kubectl config --kubeconfig=$HOME/.kube/my-service-account-config.yaml set-context svcs-acct-context

It is better to append it to the base config

Source

Kubernetes Questions – Please answer them

What is the Difference between a Persistent Volume and a Storage Class?

What happens when pods are killed, is the data persisted - How do you test this?

What is the difference between a Service and an Ingress?

By default, Docker uses host-private networking, so containers can talk to other containers only if they are on the same machine.

If you check the pod ip and there is an open containerPort then you should be able to access it via the node - with curl.

What happens when a node dies? The pods die with it, and the Deployment will create new ones, with different IPs. This is the problem a Service solves.

A Kubernetes Service is an abstraction which defines a logical set of Pods running somewhere in your cluster, that all provide the same functionality

When created, each Service is assigned a unique IP address (also called clusterIP)

This address is tied to the lifespan of the Service, and will not change while the Service is alive

communication to the Service will be automatically load-balanced

  • targetPort: is the port the container accepts traffic on
  • port: is the abstracted Service port, which can be any port other pods use to access the Service

Note that the Service IP is completely virtual, it never hits the wire

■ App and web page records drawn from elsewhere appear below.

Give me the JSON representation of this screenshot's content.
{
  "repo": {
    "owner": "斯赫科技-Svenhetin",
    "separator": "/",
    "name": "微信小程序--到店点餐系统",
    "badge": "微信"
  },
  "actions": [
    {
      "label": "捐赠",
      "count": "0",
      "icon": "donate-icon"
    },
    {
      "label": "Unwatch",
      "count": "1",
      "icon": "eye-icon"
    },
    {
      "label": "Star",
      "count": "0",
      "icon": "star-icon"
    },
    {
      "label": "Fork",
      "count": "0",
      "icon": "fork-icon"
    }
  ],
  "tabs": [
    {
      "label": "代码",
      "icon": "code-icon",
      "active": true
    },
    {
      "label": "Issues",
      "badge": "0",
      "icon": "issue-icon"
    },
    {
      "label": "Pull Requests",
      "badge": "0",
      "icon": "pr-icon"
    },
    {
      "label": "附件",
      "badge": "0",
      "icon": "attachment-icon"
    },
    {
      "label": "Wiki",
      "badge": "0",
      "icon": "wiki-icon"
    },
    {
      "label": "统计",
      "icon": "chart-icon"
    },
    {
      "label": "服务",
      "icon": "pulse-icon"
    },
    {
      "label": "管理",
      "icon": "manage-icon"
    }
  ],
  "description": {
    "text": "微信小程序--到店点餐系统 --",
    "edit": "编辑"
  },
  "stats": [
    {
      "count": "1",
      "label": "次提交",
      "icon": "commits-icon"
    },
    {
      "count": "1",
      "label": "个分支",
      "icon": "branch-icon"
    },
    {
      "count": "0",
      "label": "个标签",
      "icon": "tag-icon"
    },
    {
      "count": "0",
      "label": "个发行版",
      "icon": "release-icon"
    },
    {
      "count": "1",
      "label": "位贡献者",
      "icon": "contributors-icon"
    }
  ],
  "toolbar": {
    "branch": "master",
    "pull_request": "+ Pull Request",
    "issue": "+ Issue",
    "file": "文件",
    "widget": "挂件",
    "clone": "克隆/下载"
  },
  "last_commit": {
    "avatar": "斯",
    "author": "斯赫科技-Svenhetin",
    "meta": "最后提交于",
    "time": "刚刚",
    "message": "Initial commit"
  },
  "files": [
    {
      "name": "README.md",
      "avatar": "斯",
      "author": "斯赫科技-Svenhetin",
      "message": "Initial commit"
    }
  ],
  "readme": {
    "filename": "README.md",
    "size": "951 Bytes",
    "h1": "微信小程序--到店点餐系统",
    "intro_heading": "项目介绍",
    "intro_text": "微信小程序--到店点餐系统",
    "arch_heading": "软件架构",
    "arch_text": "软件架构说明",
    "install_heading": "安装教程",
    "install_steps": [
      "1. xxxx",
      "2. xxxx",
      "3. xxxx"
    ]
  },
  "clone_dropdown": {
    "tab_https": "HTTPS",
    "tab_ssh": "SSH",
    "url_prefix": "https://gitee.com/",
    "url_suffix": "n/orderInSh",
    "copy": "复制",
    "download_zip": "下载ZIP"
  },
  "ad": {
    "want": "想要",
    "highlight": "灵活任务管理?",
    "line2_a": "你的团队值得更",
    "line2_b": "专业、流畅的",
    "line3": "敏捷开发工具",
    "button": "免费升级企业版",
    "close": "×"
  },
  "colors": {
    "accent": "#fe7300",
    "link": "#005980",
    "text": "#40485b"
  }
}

Kubernetes supports 2 primary modes of finding a Service - environment variables and DNS - DNS requires a COreDNS addon

Ingress is...

An API object that manages external access to the services in a cluster, typically HTTP

How do you know the size of the PV's to create for the PVC's of a helm chart?

Are helm chart declarative or imperitive?

What is a kubernetes operator?

How do you start a new mysql docker container with an existing data directory?

Usage against an existing databaseIf you start your mysql container instance with a data directory that already contains a database (specifically, a mysql subdirectory), the $MYSQL_ROOT_PASSWORD variable should be omitted from the run command line; it will in any case be ignored, and the pre-existing database will not be changed in any way.

The above did not work for me.

trademate-db_1   | Initializing database
trademate-db_1   | 2020-01-16T05:59:38.689547Z 0 [Warning] TIMESTAMP with implicit DEFAULT value is deprecated. Please use --explicit_defaults_for_timestamp server option (see documentation for more details).
trademate-db_1   | 2020-01-16T05:59:38.690778Z 0 [ERROR] --initialize specified but the data directory has files in it. Aborting.
trademate-db_1   | 2020-01-16T05:59:38.690818Z 0 [ERROR] Aborting
trademate-db_1   | 
trademate_trademate-db_1 exited with code 1

How do you view the contents of a docker volume?

https://docs.docker.com/engine/reference/commandline/volume_inspect/

You can't do this without a container for named volumes (the one's docker manages). So kak...https://stackoverflow.com/questions/34803466/how-to-list-the-content-of-a-named-volume-in-docker-1-9

How do you run python debugger and attach inside a docker container?

Its a mess up...just develop locally

If you were mounting a conf file into an nginx image from docker-compose - how do you do that in production? Do you bake it into the image?

Yes you should.

Do something like this:

FROM nginx:1.17

COPY ./config/nginx/conf.d /etc/nginx/conf.d

# Remove default config
RUN rm /etc/nginx/conf.d/default.conf 

How do you deploy all the k8s spec files in a folder at once? If not is there a specific order to deploy them in?

This Service should exists before the replicas - as it adds environment variables to containers on the pods in the replicaset based on services created.

Should gunicorn and nginx containers be in the same pod?